Archetypal fantasy novels involving sorcerers, swords and magical odysseys often walk a fine line between having a classic, timeless quality and being generic and cliché. While famed British author David Clement-Davies straddles this line with The Telling Pool, ultimately the novel satisfies with a skilled blend of fantasy, historical fiction and Arthurian legend.
Set in late 12th century England, The Telling Pool tells the coming-of-age story of Rhodri, a young Welsh falconer whose father, Owen, is sent away to join the Third Crusade. During this time, he meets Tantallon, a blind, elderly blacksmith who leads him to a magical pool deep in the forest, where he witnesses the hardships his father endures on the battlefield, and his seduction at the hands of the evil enchantress Homeira. He’s also able to see in the past, and he witnesses the fall of King Arthur and the tryst between Guinevere and Lancelot. When his father returns from war in the grips of a malevolent curse, Rhodri leaves home and embarks on a journey to free him, armed with the legendary sword Excalibur and his trained rock falcon.

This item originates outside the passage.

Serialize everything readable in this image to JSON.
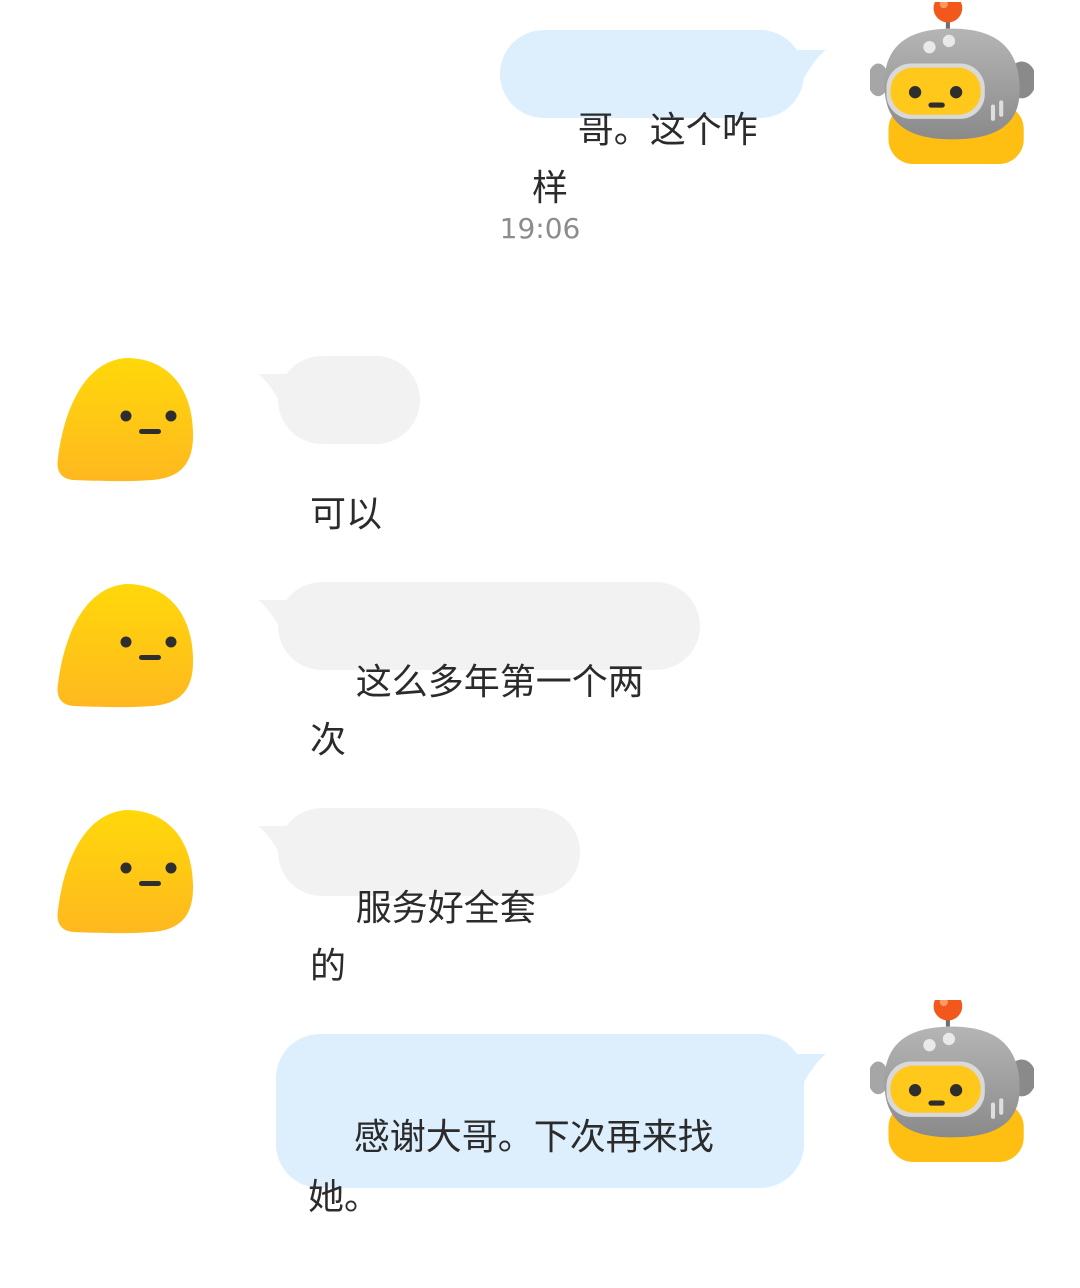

Although it contributes to the coming-of-age theme of the novel, and parallels the affairs of Arthur, Guinevere and Lancelot, too much time is spent relating the love triangle between Rhodri, his friend William and a neighbor girl named Sarah. This subplot quickly becomes tiresome, and the novel’s pacing improves significantly once Owen’s return sets the main plot in motion. The other, more effective uses of archetypes are the Merlin and Morgan le Fay figures of Tantallon and Homeira, respectively.

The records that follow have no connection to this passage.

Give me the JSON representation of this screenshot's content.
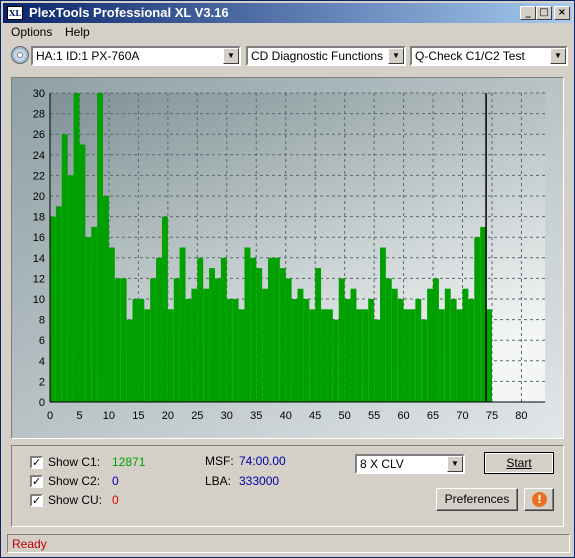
{
  "window": {
    "title": "PlexTools Professional XL V3.16",
    "icon_text": "XL"
  },
  "title_buttons": {
    "minimize": "_",
    "maximize": "□",
    "close": "×"
  },
  "menu": {
    "items": [
      "Options",
      "Help"
    ]
  },
  "toolbar": {
    "drive": "HA:1 ID:1  PX-760A",
    "function": "CD Diagnostic Functions",
    "test": "Q-Check C1/C2 Test"
  },
  "chart_data": {
    "type": "bar",
    "xlim": [
      0,
      84
    ],
    "ylim": [
      0,
      30
    ],
    "x_ticks": [
      0,
      5,
      10,
      15,
      20,
      25,
      30,
      35,
      40,
      45,
      50,
      55,
      60,
      65,
      70,
      75,
      80
    ],
    "y_ticks": [
      0,
      2,
      4,
      6,
      8,
      10,
      12,
      14,
      16,
      18,
      20,
      22,
      24,
      26,
      28,
      30
    ],
    "end_marker_x": 74,
    "series": [
      {
        "name": "C1",
        "color": "#00a000",
        "x": [
          0,
          1,
          2,
          3,
          4,
          5,
          6,
          7,
          8,
          9,
          10,
          11,
          12,
          13,
          14,
          15,
          16,
          17,
          18,
          19,
          20,
          21,
          22,
          23,
          24,
          25,
          26,
          27,
          28,
          29,
          30,
          31,
          32,
          33,
          34,
          35,
          36,
          37,
          38,
          39,
          40,
          41,
          42,
          43,
          44,
          45,
          46,
          47,
          48,
          49,
          50,
          51,
          52,
          53,
          54,
          55,
          56,
          57,
          58,
          59,
          60,
          61,
          62,
          63,
          64,
          65,
          66,
          67,
          68,
          69,
          70,
          71,
          72,
          73,
          74
        ],
        "values": [
          18,
          19,
          26,
          22,
          30,
          25,
          16,
          17,
          30,
          20,
          15,
          12,
          12,
          8,
          10,
          10,
          9,
          12,
          14,
          18,
          9,
          12,
          15,
          10,
          11,
          14,
          11,
          13,
          12,
          14,
          10,
          10,
          9,
          15,
          14,
          13,
          11,
          14,
          14,
          13,
          12,
          10,
          11,
          10,
          9,
          13,
          9,
          9,
          8,
          12,
          10,
          11,
          9,
          9,
          10,
          8,
          15,
          12,
          11,
          10,
          9,
          9,
          10,
          8,
          11,
          12,
          9,
          11,
          10,
          9,
          11,
          10,
          16,
          17,
          9
        ]
      }
    ]
  },
  "stats": {
    "show_c1_label": "Show C1:",
    "c1_value": "12871",
    "show_c2_label": "Show C2:",
    "c2_value": "0",
    "show_cu_label": "Show CU:",
    "cu_value": "0",
    "check_mark": "✓",
    "msf_label": "MSF:",
    "msf_value": "74:00.00",
    "lba_label": "LBA:",
    "lba_value": "333000"
  },
  "speed": {
    "selected": "8 X CLV"
  },
  "buttons": {
    "start": "Start",
    "preferences": "Preferences",
    "info_icon": "!"
  },
  "status": {
    "text": "Ready"
  },
  "colors": {
    "c1_value": "#00a000",
    "c2_value": "#0000c0",
    "cu_value": "#e00000",
    "status_text": "#c00000",
    "info_button": "#e87020"
  }
}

The strength in the novel’s historical element lies in its educational content regarding the Crusades and the corruption of the Albion Christian Church, which young readers may consider a history lesson made fun. A subplot involving a Jewish girl, Rebecca, fleeing persecution with her father calls attention to the social issues of the time and place. Chances are this would be an effective book for middle and high school students studying British history and/or mythology, and it will likely spur an interest that will lead to reading works such as The Faerie Queen and Gawain and the Green Knight.
If you’re looking for an entertaining escapist fantasy that draws on classic tales, The Telling Pool would provide some degree of satisfaction. David Clement-Davies has written better, yet compared to his other novels, this one is a pretty light read that can be enjoyed at a reader’s leisure.